-- DATA EXCERPTS follows --
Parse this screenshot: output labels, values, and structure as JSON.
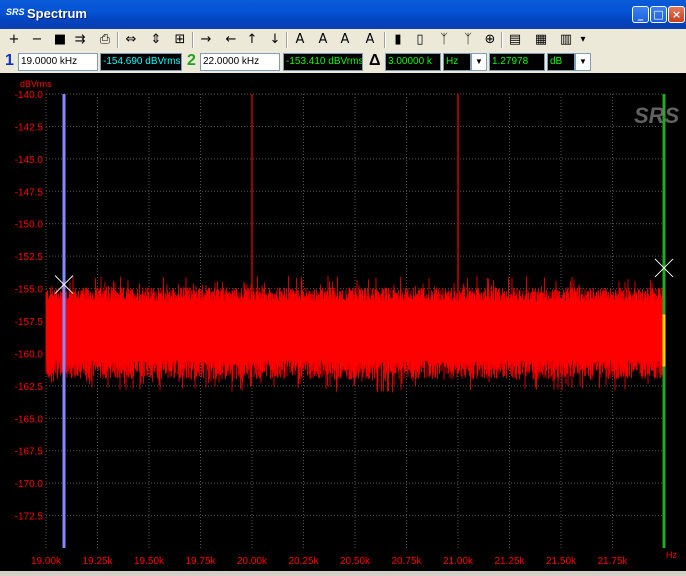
{
  "window": {
    "title": "Spectrum",
    "icon_text": "SRS",
    "buttons": [
      "_",
      "□",
      "×"
    ]
  },
  "toolbar": {
    "items": [
      {
        "name": "zoom-in-icon",
        "glyph": "+"
      },
      {
        "name": "zoom-out-icon",
        "glyph": "−"
      },
      {
        "name": "save-icon",
        "glyph": "■"
      },
      {
        "name": "export-icon",
        "glyph": "⇉"
      },
      {
        "name": "print-icon",
        "glyph": "⎙"
      },
      {
        "name": "fit-horizontal-icon",
        "glyph": "⇔"
      },
      {
        "name": "fit-vertical-icon",
        "glyph": "⇕"
      },
      {
        "name": "fit-all-icon",
        "glyph": "⊞"
      },
      {
        "name": "arrow-right-icon",
        "glyph": "→"
      },
      {
        "name": "arrow-left-icon",
        "glyph": "←"
      },
      {
        "name": "arrow-up-icon",
        "glyph": "↑"
      },
      {
        "name": "arrow-down-icon",
        "glyph": "↓"
      },
      {
        "name": "cursor-a-icon",
        "glyph": "A"
      },
      {
        "name": "cursor-b-icon",
        "glyph": "A"
      },
      {
        "name": "cursor-peak-icon",
        "glyph": "A"
      },
      {
        "name": "cursor-peak2-icon",
        "glyph": "A"
      },
      {
        "name": "bar-color-icon",
        "glyph": "▮"
      },
      {
        "name": "bar-scale-icon",
        "glyph": "▯"
      },
      {
        "name": "peak-marker-icon",
        "glyph": "ᛉ"
      },
      {
        "name": "peak-marker2-icon",
        "glyph": "ᛉ"
      },
      {
        "name": "target-icon",
        "glyph": "⊕"
      },
      {
        "name": "properties-icon",
        "glyph": "▤"
      },
      {
        "name": "table-icon",
        "glyph": "▦"
      },
      {
        "name": "calculator-icon",
        "glyph": "▥"
      },
      {
        "name": "dropdown-icon",
        "glyph": "▾"
      }
    ]
  },
  "cursors": {
    "c1_number": "1",
    "c1_freq": "19.0000 kHz",
    "c1_level": "-154.690 dBVrms",
    "c2_number": "2",
    "c2_freq": "22.0000 kHz",
    "c2_level": "-153.410 dBVrms",
    "delta_symbol": "Δ",
    "delta_freq": "3.00000 k",
    "delta_freq_unit": "Hz",
    "delta_level": "1.27978",
    "delta_level_unit": "dB"
  },
  "colors": {
    "trace": "#ff0000",
    "cursor1": "#8888ff",
    "cursor2": "#22aa22",
    "axis_text": "#ff0000",
    "grid": "#555555",
    "cursor1_label": "#1030c0",
    "cursor2_label": "#20a020"
  },
  "chart_data": {
    "type": "line",
    "ylabel": "dBVrms",
    "xlabel": "Hz",
    "xlim": [
      19000,
      22000
    ],
    "ylim": [
      -175,
      -140
    ],
    "y_ticks": [
      "-140.0",
      "-142.5",
      "-145.0",
      "-147.5",
      "-150.0",
      "-152.5",
      "-155.0",
      "-157.5",
      "-160.0",
      "-162.5",
      "-165.0",
      "-167.5",
      "-170.0",
      "-172.5"
    ],
    "x_ticks": [
      "19.00k",
      "19.25k",
      "19.50k",
      "19.75k",
      "20.00k",
      "20.25k",
      "20.50k",
      "20.75k",
      "21.00k",
      "21.25k",
      "21.50k",
      "21.75k"
    ],
    "x_tick_values": [
      19000,
      19250,
      19500,
      19750,
      20000,
      20250,
      20500,
      20750,
      21000,
      21250,
      21500,
      21750
    ],
    "noise_floor": {
      "center": -158.5,
      "min": -163,
      "max": -154
    },
    "spurs": [
      {
        "x": 20000,
        "y": -140.0
      },
      {
        "x": 21000,
        "y": -140.0
      }
    ],
    "cursor_markers": [
      {
        "x": 19000,
        "y": -154.69
      },
      {
        "x": 22000,
        "y": -153.41
      }
    ],
    "logo": "SRS",
    "grid": true
  }
}
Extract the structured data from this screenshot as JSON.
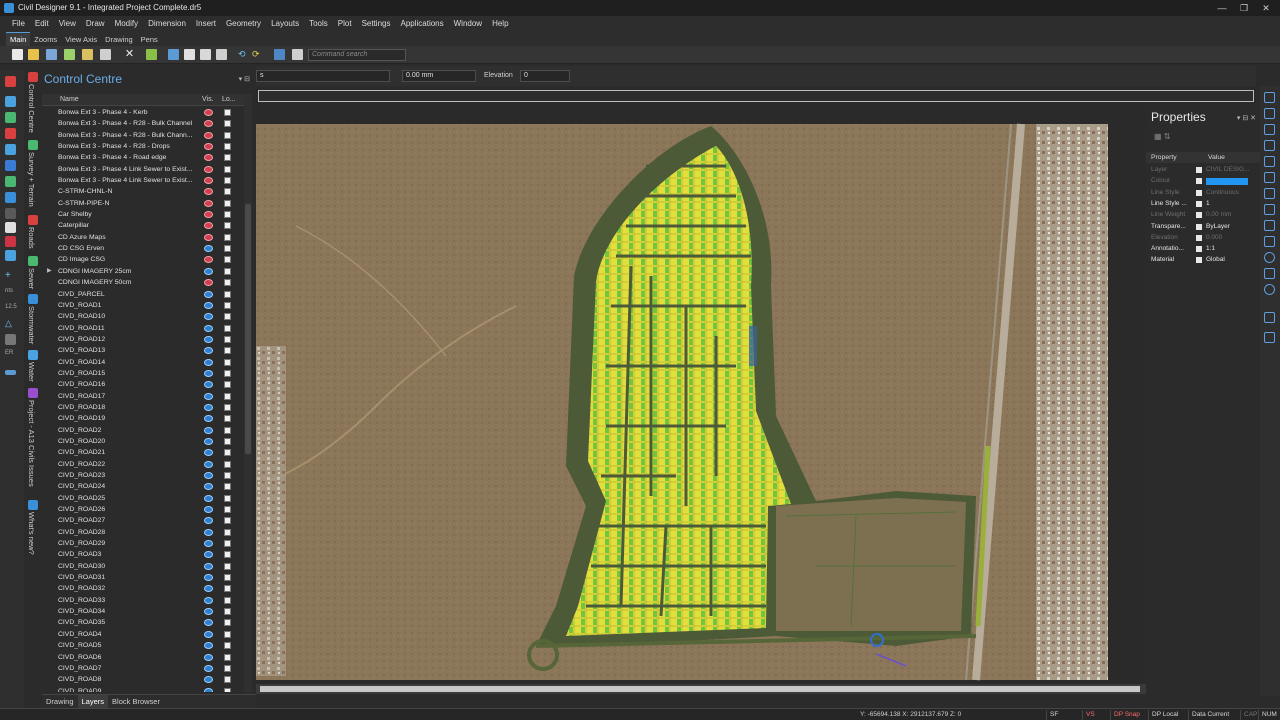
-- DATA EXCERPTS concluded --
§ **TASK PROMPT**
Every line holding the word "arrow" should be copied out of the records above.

§ **YOUR RESPONSE**
        "name": "arrow-right-icon",
        "name": "arrow-left-icon",
        "name": "arrow-up-icon",
        "name": "arrow-down-icon",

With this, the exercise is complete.